**Assignment:**
All lines that hold the string "name" should be copied. Find them in the listing below.
[[ Source records, beginning ]]
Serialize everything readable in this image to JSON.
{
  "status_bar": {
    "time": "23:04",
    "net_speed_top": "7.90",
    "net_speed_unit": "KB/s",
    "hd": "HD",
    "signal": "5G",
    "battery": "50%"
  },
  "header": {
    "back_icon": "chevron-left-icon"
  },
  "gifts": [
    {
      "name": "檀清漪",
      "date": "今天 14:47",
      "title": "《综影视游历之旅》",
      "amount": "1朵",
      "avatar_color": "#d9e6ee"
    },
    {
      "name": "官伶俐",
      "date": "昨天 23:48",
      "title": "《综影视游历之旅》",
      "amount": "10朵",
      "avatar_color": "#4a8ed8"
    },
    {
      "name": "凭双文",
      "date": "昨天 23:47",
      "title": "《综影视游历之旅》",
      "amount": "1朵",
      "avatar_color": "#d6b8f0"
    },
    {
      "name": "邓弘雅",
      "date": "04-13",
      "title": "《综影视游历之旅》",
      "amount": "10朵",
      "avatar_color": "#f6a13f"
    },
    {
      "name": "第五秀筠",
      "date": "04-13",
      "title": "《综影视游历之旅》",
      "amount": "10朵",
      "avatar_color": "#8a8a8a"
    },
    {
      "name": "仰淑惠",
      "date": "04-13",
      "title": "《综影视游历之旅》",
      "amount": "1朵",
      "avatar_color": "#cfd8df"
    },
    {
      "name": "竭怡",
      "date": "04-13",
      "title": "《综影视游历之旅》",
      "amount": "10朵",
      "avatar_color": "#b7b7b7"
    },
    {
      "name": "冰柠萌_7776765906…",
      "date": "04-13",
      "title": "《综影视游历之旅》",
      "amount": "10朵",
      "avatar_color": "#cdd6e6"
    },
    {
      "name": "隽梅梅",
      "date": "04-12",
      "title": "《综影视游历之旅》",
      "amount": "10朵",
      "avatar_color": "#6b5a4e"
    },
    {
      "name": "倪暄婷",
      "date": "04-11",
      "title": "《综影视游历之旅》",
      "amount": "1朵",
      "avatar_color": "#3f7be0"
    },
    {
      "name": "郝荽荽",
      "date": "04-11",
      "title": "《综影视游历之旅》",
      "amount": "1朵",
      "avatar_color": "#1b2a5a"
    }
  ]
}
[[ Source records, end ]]
**Exercise solution:**
      "name": "檀清漪",
      "name": "官伶俐",
      "name": "凭双文",
      "name": "邓弘雅",
      "name": "第五秀筠",
      "name": "仰淑惠",
      "name": "竭怡",
      "name": "冰柠萌_7776765906…",
      "name": "隽梅梅",
      "name": "倪暄婷",
      "name": "郝荽荽",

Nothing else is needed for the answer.